"By the time we probably could build a gene drive and certainly before we could get people to agree to whether or not we should use one, the zika outbreak is probably going to be over," Esvelt told me over the phone. "Everyone who is going to get it is likely to have already gotten it by then."
Esvelt pointed out that, until zika arrived in the Americas, it wasn't linked to anything more serious than mild, flu-like aches and fever. There are a lot of theories floating around for why this might be the case—the virus could have mutated or it could be that previous microcephaly links just weren't documented because zika wasn't well monitored—and Esvelt had his own idea. It could be that in areas where the virus was widespread, most women contracted it as children, he suggested.
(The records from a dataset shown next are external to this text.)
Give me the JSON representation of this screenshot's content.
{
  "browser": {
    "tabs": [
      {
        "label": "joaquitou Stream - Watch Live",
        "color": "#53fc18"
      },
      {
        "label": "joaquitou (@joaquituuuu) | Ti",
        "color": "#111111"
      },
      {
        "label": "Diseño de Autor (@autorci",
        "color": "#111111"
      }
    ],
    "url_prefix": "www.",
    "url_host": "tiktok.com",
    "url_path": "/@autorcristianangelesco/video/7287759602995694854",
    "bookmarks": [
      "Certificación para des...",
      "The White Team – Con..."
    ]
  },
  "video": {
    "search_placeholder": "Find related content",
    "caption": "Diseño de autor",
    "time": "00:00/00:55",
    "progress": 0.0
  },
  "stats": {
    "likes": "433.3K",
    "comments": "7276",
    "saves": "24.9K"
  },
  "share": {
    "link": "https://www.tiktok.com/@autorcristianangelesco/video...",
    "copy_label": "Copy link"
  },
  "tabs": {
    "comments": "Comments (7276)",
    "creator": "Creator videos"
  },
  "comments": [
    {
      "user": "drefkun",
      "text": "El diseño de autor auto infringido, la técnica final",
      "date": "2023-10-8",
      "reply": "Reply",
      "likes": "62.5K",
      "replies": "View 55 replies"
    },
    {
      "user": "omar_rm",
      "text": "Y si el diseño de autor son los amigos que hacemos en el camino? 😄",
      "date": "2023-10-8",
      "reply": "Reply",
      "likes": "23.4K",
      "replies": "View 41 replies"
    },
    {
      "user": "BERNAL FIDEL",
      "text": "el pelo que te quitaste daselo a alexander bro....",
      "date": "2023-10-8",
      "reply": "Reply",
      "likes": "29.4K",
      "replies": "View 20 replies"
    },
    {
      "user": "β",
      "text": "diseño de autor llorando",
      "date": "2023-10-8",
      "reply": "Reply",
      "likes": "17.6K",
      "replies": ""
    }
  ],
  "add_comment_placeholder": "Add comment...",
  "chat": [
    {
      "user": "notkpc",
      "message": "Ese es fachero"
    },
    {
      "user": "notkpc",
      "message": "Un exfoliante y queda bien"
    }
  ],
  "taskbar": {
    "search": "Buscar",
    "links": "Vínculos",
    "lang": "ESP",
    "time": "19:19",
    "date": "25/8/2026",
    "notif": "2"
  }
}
Zika doesn't stay in your system for much more than a week, so by the time those women were of childbearing age, they were already immune and zika posed no threat.
Because the virus descended suddenly on the Americas, a population that had no previous contact with it, pregnant women contracted zika for the first time, which may explain the new link to microcephalic births. Since the virus, as far as we know, poses little risk to anyone other than pregnant women, a more direct solution might be actually trying to spread the disease Esvelt said.
"If women want to get pregnant in the near future, they may well want to set up clinics where you gather people who are zika positive, let mosquitoes feed on them, and then have them bite people who want to be immune," Esvelt said. "Get it when it's harmless to you, and then you're immune forever."
Researchers are currently working on lots of other strategies, including trying to develop a vaccine or treatment. Genetically-modified mosquitoes that produce offspring that die before they mature to the adult stage (effectively wiping out the population) are alreadybeing tested on a small scale in Brazil and theFood and Drug Administration is considering a bid to test the modded skeeters in Florida. Since these mosquitoes aren't using gene drive, it's a little easier to control, and might provide a more immediate solution for controlling the spread of zika.
But for the long term, Esvelt thinks more investment ought to be made in gene drives. There are a lot of ethical questions around the use of this technique, he said, but the time to make those decisions is now, as the threat of viral diseases looms.
"More than 100 million people are infected by dengue every year, and tens of thousands of people actually die from it," Esvelt said. "It's a pretty devastating disease around the world. Anything that gives us the opportunity to talk about whether we should consider using these approaches, like the zika outbreak, at least that could be a little bit of a silver lining out of this tragedy."